"It captured the essence of her"

Pamela Barton loved to paint, and made cards for family and friends. Before she passed away a few months ago after a long illness, she talked to her daughter about what she wanted.

Her daughter, Anne Barber, works for Civil Ceremonies, training civil funeral celebrants. She contacted picture specialists Colourful Coffins. A few days later Pamela's granddaughter Gemma visited their offices, armed with a painting of her grandmother's of snowdrops.

Image caption The design for Pamela Barton's coffin, featuring her paintings of snowdrops

"We looked at it and thought 'gosh, yes, it's exactly it'. The coffin was beautiful, really. It was exactly what she wanted," says Anne Barber.

"What I didn't expect was the difference it made to the funeral. What happened when the coffin turned up, the only thing I could say was it was perfect. And it really was. People would touch the coffin, they couldn't believe it wasn't wood. It captured the essence of her."

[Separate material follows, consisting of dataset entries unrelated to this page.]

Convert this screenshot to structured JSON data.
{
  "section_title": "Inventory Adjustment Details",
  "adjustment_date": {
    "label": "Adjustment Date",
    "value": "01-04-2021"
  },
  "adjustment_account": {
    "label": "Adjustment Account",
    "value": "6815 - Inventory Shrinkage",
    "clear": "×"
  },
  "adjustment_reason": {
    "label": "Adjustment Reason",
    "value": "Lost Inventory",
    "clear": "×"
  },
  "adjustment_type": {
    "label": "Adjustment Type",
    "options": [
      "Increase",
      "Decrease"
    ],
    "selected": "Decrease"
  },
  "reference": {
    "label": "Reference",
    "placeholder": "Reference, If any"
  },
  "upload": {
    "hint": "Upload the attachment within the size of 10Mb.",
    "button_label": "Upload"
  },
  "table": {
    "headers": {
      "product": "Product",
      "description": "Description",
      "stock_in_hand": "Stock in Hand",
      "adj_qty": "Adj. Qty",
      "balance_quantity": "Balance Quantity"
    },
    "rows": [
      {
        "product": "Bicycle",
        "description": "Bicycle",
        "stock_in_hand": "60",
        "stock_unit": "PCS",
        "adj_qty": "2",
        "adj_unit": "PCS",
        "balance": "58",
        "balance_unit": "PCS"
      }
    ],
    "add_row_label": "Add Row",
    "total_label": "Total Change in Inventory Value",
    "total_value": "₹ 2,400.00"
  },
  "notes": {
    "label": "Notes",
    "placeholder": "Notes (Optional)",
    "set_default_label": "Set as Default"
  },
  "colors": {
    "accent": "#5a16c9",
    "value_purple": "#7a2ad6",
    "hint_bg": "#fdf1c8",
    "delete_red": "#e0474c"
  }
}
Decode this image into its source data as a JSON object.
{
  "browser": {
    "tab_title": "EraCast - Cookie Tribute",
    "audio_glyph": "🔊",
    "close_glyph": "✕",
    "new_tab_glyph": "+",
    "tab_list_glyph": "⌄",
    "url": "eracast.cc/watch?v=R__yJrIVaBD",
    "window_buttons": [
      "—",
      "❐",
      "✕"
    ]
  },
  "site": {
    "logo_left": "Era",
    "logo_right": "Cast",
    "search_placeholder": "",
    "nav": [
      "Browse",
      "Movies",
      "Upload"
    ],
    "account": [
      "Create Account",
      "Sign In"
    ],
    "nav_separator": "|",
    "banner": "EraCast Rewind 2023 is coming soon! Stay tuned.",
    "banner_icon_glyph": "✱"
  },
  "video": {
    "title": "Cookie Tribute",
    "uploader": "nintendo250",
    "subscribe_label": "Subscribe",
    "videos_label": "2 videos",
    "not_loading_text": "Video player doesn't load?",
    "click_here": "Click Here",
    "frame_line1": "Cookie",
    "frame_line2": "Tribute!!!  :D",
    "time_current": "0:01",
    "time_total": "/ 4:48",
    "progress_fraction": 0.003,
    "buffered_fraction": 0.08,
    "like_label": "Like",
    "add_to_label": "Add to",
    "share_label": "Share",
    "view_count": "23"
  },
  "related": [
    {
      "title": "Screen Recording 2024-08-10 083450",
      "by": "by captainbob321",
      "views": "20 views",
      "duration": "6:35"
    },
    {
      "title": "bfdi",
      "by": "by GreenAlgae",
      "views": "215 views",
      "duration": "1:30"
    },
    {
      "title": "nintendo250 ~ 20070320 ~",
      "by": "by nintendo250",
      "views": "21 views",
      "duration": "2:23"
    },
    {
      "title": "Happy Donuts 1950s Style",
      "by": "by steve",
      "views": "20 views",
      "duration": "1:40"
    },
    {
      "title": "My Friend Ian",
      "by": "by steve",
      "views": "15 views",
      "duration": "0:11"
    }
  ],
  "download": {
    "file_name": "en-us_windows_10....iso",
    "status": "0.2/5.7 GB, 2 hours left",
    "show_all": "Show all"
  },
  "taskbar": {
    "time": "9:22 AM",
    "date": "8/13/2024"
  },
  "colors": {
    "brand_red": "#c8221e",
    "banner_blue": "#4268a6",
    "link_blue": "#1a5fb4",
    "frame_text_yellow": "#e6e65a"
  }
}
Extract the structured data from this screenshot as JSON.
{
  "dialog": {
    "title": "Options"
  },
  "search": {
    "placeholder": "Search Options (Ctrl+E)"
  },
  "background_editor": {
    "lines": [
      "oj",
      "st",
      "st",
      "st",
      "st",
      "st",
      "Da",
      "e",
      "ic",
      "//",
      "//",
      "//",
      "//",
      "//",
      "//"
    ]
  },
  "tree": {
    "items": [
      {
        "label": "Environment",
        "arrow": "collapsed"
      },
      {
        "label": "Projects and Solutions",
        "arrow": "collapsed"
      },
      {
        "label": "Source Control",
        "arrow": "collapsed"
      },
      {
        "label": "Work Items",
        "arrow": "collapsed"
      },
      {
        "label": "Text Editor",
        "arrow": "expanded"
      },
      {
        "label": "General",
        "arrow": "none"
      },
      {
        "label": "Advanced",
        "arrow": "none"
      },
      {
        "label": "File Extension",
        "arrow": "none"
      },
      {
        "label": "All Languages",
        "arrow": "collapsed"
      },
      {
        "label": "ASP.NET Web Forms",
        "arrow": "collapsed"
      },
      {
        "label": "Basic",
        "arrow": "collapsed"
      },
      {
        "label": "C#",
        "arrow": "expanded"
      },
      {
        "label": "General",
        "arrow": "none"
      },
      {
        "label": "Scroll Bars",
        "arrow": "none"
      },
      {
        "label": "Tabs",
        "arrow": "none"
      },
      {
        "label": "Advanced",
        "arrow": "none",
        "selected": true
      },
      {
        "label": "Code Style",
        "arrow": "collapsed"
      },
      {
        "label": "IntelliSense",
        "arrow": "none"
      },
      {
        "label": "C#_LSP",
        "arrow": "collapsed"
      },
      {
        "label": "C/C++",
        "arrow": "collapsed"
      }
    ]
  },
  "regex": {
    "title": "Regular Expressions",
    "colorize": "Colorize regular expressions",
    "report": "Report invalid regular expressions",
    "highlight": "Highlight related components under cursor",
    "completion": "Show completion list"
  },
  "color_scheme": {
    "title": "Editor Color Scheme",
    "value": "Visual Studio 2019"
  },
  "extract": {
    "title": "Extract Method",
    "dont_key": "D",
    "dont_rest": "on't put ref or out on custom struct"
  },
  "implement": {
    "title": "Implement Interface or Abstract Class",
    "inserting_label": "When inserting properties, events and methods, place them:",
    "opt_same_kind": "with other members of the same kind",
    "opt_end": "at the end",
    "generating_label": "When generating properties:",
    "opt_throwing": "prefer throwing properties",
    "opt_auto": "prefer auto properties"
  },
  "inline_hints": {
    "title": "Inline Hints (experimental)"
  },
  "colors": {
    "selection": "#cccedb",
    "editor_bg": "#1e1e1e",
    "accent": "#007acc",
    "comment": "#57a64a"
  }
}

"I call it my own carriage"

For some people, simply decorating the coffin isn't enough. When Brian Holden takes that final trip it will be aboard the Alnwick coach of the Orient Express Northern Belle.

He and his wife first travelled on the the real-life Northern Belle eight years ago, as an anniversary treat. They liked it so much they became regulars, always travelling in the same carriage.

Three years ago, his wife Jean passed away. After 50 years of marriage he found himself alone.

"I decided I was not going to scurry into a little hole," he says.

"It was a good part of my life, we'd been married for 50 years when we first went on the journey.

"I found I could still carry on and make the journey on my own."

Image caption The man who commissioned this replica Rolls-Royce coffin was buried in it in his back garden.

After spotting an newspaper article about a company called Crazy Coffins that makes unusual caskets, he contacted Orient Express, which agreed to provide plans for the coffin makers to work from.

"The older you get, the less years you have ahead of you, and it was nice there. I thought, 'why not get to go out in an environment where you've been happy'.

"I'll go out in comfort, and disappear into the fiery furnace in the Alnwick Northern Belle carriage."

The company is currently building a Viking longboat and a Tardis. Complicated orders such as Mr Holden's need to be ordered in advance, but simpler designs, such as a skateboard they built for a 9-year-old boy, can be done in a few days.

Plan ahead

The funeral industry has been criticised for having pushed up prices in recent years

The president of the British Institute of Funeral Directors, Ken Satterly, says he would always advise people to shop around.

He blames the increases on rising fees.

"Over the last five years there's been tremendous increases in charges for cremations, fees for minister and church, fees for doctors, fees for issuing of cremation forms ... and the cost of fuel has risen steeply."

Given the expense involved, it makes sense to make provision before you go, or you could risk leaving your family struggling to pay, funeral directors say.

It does not have to cost the earth - the Natural Death Centre publishes a 14-point checklist of money-saving tips.

Image caption This cardboard coffin can hold up to 23 stone (146kg)

You do not need to use a funeral director, and you can even be buried in your back garden.

And if you still want a bespoke coffin - do not despair. Greenfield Creations has been selling cardboard coffins direct to the public for 20 years.

Will Hunnybel, whose father started the company, says he gets 50 - 60 internet enquiries a week.

A plain cardboard coffin will set you back around £130, or for a few hundred pounds more you can have the design of your choice printed on it, and have it delivered to your front door.

More on this story

Related Internet links

The BBC is not responsible for the content of external Internet sites